In today’s computing environment, more and more companies are beginning to work with massive datasets, ranging into the hundreds of petabytes and beyond. Whether it's big data analytics, high-definition video, or internet-of-things applications, the necessity for companies to handle large amounts of data in their daily operations continues to grow.
The face of the MSP (managed IT services provider) marketplace is changing rapidly. Not so long ago the keys to success for most MSPs revolved around recommending or selling the newest and best hardware and software products to their customers. But as more and more companies migrate to the cloud, that approach is no longer adequate.
Businesses of all sizes are moving to the cloud in ever-increasing numbers. MSPs (Managed IT Services Providers) are recognizing that if they don’t want to be left behind, they’ve got to lead the way. That’s why most successful MSPs today are committed to providing their customers with a comprehensive array of services delivered through the cloud.
The cloud computing model has brought about a fundamental shift in the way businesses seek to meet their IT needs. No longer must companies devote scarce capital (CapEx) funds to the purchase of their own servers, storage, and networking hardware.
Perhaps the most vital principle for managing a multi-cloud environment is that the entire system must be managed as a single entity. Although each cloud platform has its own native management console, users should never be required to use different procedures for each cloud...
How to Meet SLA Uptime. Something organizations often struggle with. Something any service-based company strives for. Most businesses are operating in an around-the-clock world. Because of that, companies must be…
When it comes to woodworking, measure twice, cut once is the adage, but when I was applying this advice when working on a project this weekend, I got it wrong.…
If you've paid any attention to the IT blogs, news magazines, and tech journals, you've likely noticed the trend toward everything being 'software defined'. You've probably heard of software-defined data centers, software-defined networking, and more. Software-defined storage marks a revolutionary new way of building and managing storage -- one which costs less, yet is more agile, more reliable, and better supports multi-tenancy. So, what are the differences between software-defined storage and traditional SAN and NAS?
Despite the best intentions of the public cloud infrastructure providers, issues do happen from time to time. Some problems are more significant than others, as we saw with the recent Amazon Web Services (AWS) DynamoDB outage (details here). The impact to AWS customers was widespread and although it would be easy to dismiss the affected services as trivial (Netflix, IMDB, Tinder, Buffer), these are still clients running production workloads. Do a quick Google search and it’s easy to find many other similar examples, including this one affecting Microsoft’s Azure Storage Service.

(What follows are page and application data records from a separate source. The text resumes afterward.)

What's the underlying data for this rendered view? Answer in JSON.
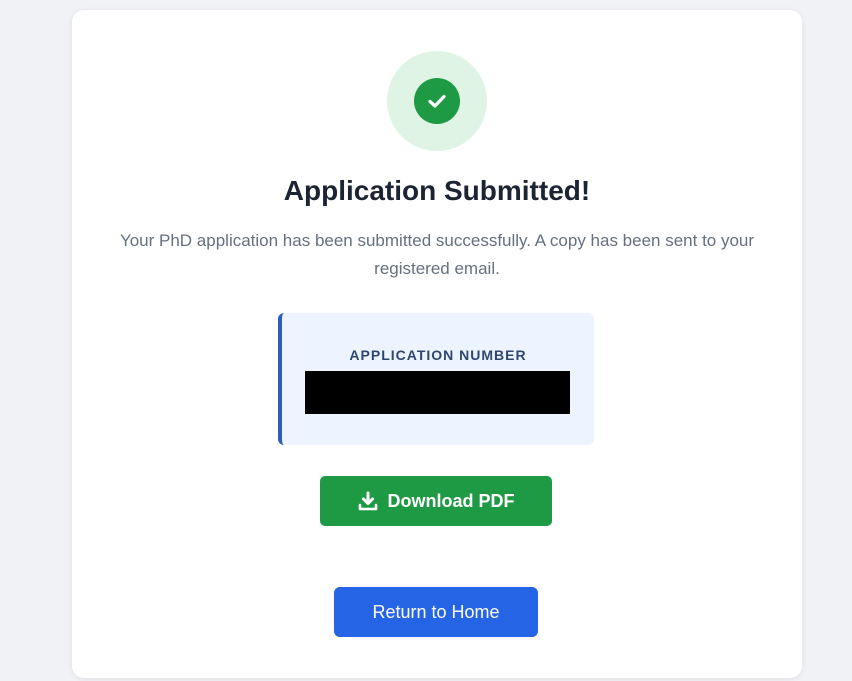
{
  "success": {
    "title": "Application Submitted!",
    "message": "Your PhD application has been submitted successfully. A copy has been sent to your registered email.",
    "icon": "check-circle-icon"
  },
  "application": {
    "label": "APPLICATION NUMBER"
  },
  "actions": {
    "download_label": "Download PDF",
    "download_icon": "download-icon",
    "home_label": "Return to Home"
  },
  "colors": {
    "success_green": "#1f9a44",
    "primary_blue": "#2664e6",
    "accent_border": "#2c5fb8",
    "page_background": "#f1f2f5"
  }
}
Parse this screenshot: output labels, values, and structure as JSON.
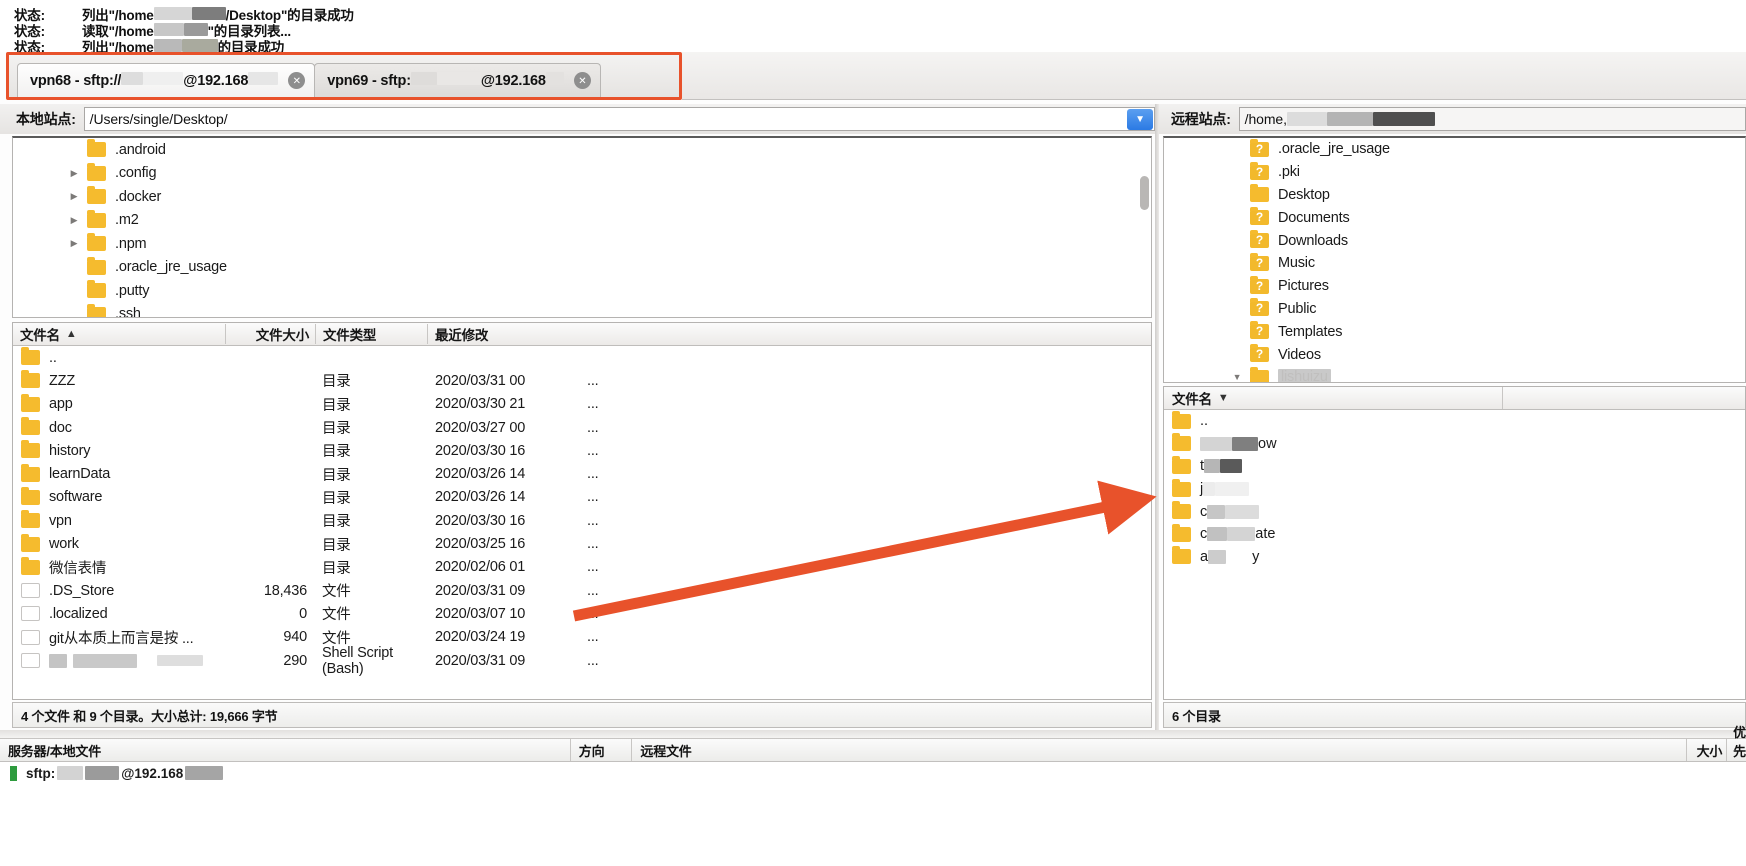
{
  "message_log": {
    "label": "状态:",
    "rows": [
      {
        "prefix": "列出\"/home",
        "suffix": "/Desktop\"的目录成功"
      },
      {
        "prefix": "读取\"/home",
        "suffix": "\"的目录列表..."
      },
      {
        "prefix": "列出\"/home",
        "suffix": "的目录成功"
      }
    ]
  },
  "tabs": {
    "highlighted": true,
    "highlight_color": "#e8522b",
    "items": [
      {
        "title_start": "vpn68 - sftp://",
        "title_mid": "@192.168",
        "title_end": "",
        "active": true,
        "close_label": "✕"
      },
      {
        "title_start": "vpn69 - sftp:",
        "title_mid": "@192.168",
        "title_end": "",
        "active": false,
        "close_label": "✕"
      }
    ]
  },
  "local": {
    "site_label": "本地站点:",
    "site_path": "/Users/single/Desktop/",
    "dropdown_icon": "chevron-down-icon",
    "tree": [
      {
        "name": ".android",
        "expandable": false
      },
      {
        "name": ".config",
        "expandable": true
      },
      {
        "name": ".docker",
        "expandable": true
      },
      {
        "name": ".m2",
        "expandable": true
      },
      {
        "name": ".npm",
        "expandable": true
      },
      {
        "name": ".oracle_jre_usage",
        "expandable": false
      },
      {
        "name": ".putty",
        "expandable": false
      },
      {
        "name": ".ssh",
        "expandable": false
      }
    ],
    "columns": [
      "文件名",
      "文件大小",
      "文件类型",
      "最近修改"
    ],
    "sort_indicator": "▲",
    "files": [
      {
        "name": "..",
        "size": "",
        "type": "",
        "modified": "",
        "ell": "",
        "icon": "folder"
      },
      {
        "name": "ZZZ",
        "size": "",
        "type": "目录",
        "modified": "2020/03/31 00",
        "ell": "...",
        "icon": "folder"
      },
      {
        "name": "app",
        "size": "",
        "type": "目录",
        "modified": "2020/03/30 21",
        "ell": "...",
        "icon": "folder"
      },
      {
        "name": "doc",
        "size": "",
        "type": "目录",
        "modified": "2020/03/27 00",
        "ell": "...",
        "icon": "folder"
      },
      {
        "name": "history",
        "size": "",
        "type": "目录",
        "modified": "2020/03/30 16",
        "ell": "...",
        "icon": "folder"
      },
      {
        "name": "learnData",
        "size": "",
        "type": "目录",
        "modified": "2020/03/26 14",
        "ell": "...",
        "icon": "folder"
      },
      {
        "name": "software",
        "size": "",
        "type": "目录",
        "modified": "2020/03/26 14",
        "ell": "...",
        "icon": "folder"
      },
      {
        "name": "vpn",
        "size": "",
        "type": "目录",
        "modified": "2020/03/30 16",
        "ell": "...",
        "icon": "folder"
      },
      {
        "name": "work",
        "size": "",
        "type": "目录",
        "modified": "2020/03/25 16",
        "ell": "...",
        "icon": "folder"
      },
      {
        "name": "微信表情",
        "size": "",
        "type": "目录",
        "modified": "2020/02/06 01",
        "ell": "...",
        "icon": "folder"
      },
      {
        "name": ".DS_Store",
        "size": "18,436",
        "type": "文件",
        "modified": "2020/03/31 09",
        "ell": "...",
        "icon": "file"
      },
      {
        "name": ".localized",
        "size": "0",
        "type": "文件",
        "modified": "2020/03/07 10",
        "ell": "...",
        "icon": "file"
      },
      {
        "name": "git从本质上而言是按 ...",
        "size": "940",
        "type": "文件",
        "modified": "2020/03/24 19",
        "ell": "...",
        "icon": "file"
      },
      {
        "name": "",
        "size": "290",
        "type": "Shell Script (Bash)",
        "modified": "2020/03/31 09",
        "ell": "...",
        "icon": "file",
        "redacted": true
      }
    ],
    "status": "4 个文件 和 9 个目录。大小总计: 19,666 字节"
  },
  "remote": {
    "site_label": "远程站点:",
    "site_path": "/home,",
    "tree": [
      {
        "name": ".oracle_jre_usage",
        "icon": "question-folder",
        "expandable": false,
        "selected": false
      },
      {
        "name": ".pki",
        "icon": "question-folder",
        "expandable": false,
        "selected": false
      },
      {
        "name": "Desktop",
        "icon": "folder",
        "expandable": false,
        "selected": false
      },
      {
        "name": "Documents",
        "icon": "question-folder",
        "expandable": false,
        "selected": false
      },
      {
        "name": "Downloads",
        "icon": "question-folder",
        "expandable": false,
        "selected": false
      },
      {
        "name": "Music",
        "icon": "question-folder",
        "expandable": false,
        "selected": false
      },
      {
        "name": "Pictures",
        "icon": "question-folder",
        "expandable": false,
        "selected": false
      },
      {
        "name": "Public",
        "icon": "question-folder",
        "expandable": false,
        "selected": false
      },
      {
        "name": "Templates",
        "icon": "question-folder",
        "expandable": false,
        "selected": false
      },
      {
        "name": "Videos",
        "icon": "question-folder",
        "expandable": false,
        "selected": false
      },
      {
        "name": "lishuizu",
        "icon": "folder",
        "expandable": true,
        "selected": true
      }
    ],
    "columns": [
      "文件名"
    ],
    "sort_indicator": "▼",
    "files": [
      {
        "name": "..",
        "redacted": false,
        "tail": ""
      },
      {
        "name": "",
        "redacted": true,
        "tail": "ow"
      },
      {
        "name": "t",
        "redacted": true,
        "tail": ""
      },
      {
        "name": "j",
        "redacted": true,
        "tail": ""
      },
      {
        "name": "c",
        "redacted": true,
        "tail": ""
      },
      {
        "name": "c",
        "redacted": true,
        "tail": "ate"
      },
      {
        "name": "a",
        "redacted": true,
        "tail": "y"
      }
    ],
    "status": "6 个目录"
  },
  "queue": {
    "columns": [
      "服务器/本地文件",
      "方向",
      "远程文件",
      "大小",
      "优先级"
    ],
    "rows": [
      {
        "server": "sftp:",
        "server_tail": "@192.168",
        "status_color": "#2e9b3e"
      }
    ]
  },
  "annotation": {
    "arrow_color": "#e8522b",
    "arrow_name": "drag-direction-arrow"
  }
}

Traditionally, enterprise IT had to buy their own expensive hardware. Then, the cloud came along and showed us that it doesn't have to be that way. In the cloud, you eliminate the CapEx investment and rigidity of physical storage purchases. The cloud provides significant flexibility to grow and shrink as needed. If your business requirements change, you can adjust your IT resources accordingly. Additionally, there is no need to worry about hardware in the cloud because providers take complete responsibility for making sure everything works, including hardware and software deployment and upgrades - all behind the scenes.